He said his “heart goes out” to the couple at the heart of this situation, saying this is a deeply personal and private matter.

Speaking today, Mr Varadkar was pressed by Aontu TD Peadar Tobin about the case, which has made front-page news in recent days and called on him to ensure it does not happen again.

Mr Tobin, who is a pro-life TD, left Sinn Féin because of his opposition to his party's stance during the referendum, called for action from Mr Varadkar.

“I wish to convey my deepest sympathies to the parents of the unborn child whose life was ended in the National Maternity Hospital as a result of a reported misdiagnosis and the alleged failure of the hospital to wait for the results of a diagnostic test,” he said.

“It was reported that the medics recommended an abortion unprompted by the child’s parents and that the couple were told that there was no need to wait for a final test,” he added.

Mr Tobin said it was further reported that there was no specific genetic involvement at the time of the abortion decision and that the couple were not told clearly that the child was healthy after the third set of results came in, but, rather, worked this out themselves from information they received in an envelope.

It has emerged that there are no national guidelines for doctors in this area, he said.

“I and other Members raised this issue during the debate on the legislation and warned the Government that such events could occur, but the Government refused to take that into consideration. Will it now create the necessary guidelines to ensure that this does not happen again?”

In response, the Taoiseach said: “My heart goes out to the couple affected by these events. It is important to restate on the floor of the House that this is an individual matter.

"These matters are deeply personal and should be confidential. Although the Deputy may have access to individual medical or other information regarding a particular patient, and whether it was reported in The Irish Times is beside the point.”

“These are personal, private and confidential matters and it is not appropriate for us to discuss them in this Chamber.

I am advised by the Minister for Health that steps are being taken to carry out an independent review of the case.

"Clinical guidelines are normally drawn up by doctors and their professional bodies. I will ask the Minister for Health to follow up on the matter with the Deputy,” the Taoiseach said.

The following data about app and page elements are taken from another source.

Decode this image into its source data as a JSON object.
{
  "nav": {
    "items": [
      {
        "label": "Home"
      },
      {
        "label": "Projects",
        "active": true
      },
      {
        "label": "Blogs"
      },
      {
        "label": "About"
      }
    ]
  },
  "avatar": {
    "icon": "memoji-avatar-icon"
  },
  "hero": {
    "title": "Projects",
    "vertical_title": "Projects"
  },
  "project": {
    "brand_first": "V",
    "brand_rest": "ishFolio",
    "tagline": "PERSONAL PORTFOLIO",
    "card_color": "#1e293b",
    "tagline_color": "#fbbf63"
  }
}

It has been confirmed that the independent review is to be conducted into the case of a termination carried out for reasons of fatal foetal abnormality, where a test later showed no abnormality was present.

The National Maternity Hospital in Dublin commissioned the review into the circumstances of an abortion carried out in the hospital last March.

The review is to be carried out by the Royal College of Obstetricians and Gynaecologists in the UK in response to a complaint made by a couple who attended the hospital.

The woman involved was tested for a potential abnormality in chromosome 18, which can give rise to a fatal foetal abnormality known as Edward’s Syndrome, or Trisomy18.

The first sample, which was processed in five days, showed signs of the abnormality. This test is regarded as 99% accurate, with a false positive rate of just 0.15%.

On the basis of this result, the couple opted for a termination, which was carried out in Holles Street two months ago.

However, a second sample, which took two weeks to process and involved the growing out of cells, came back normal.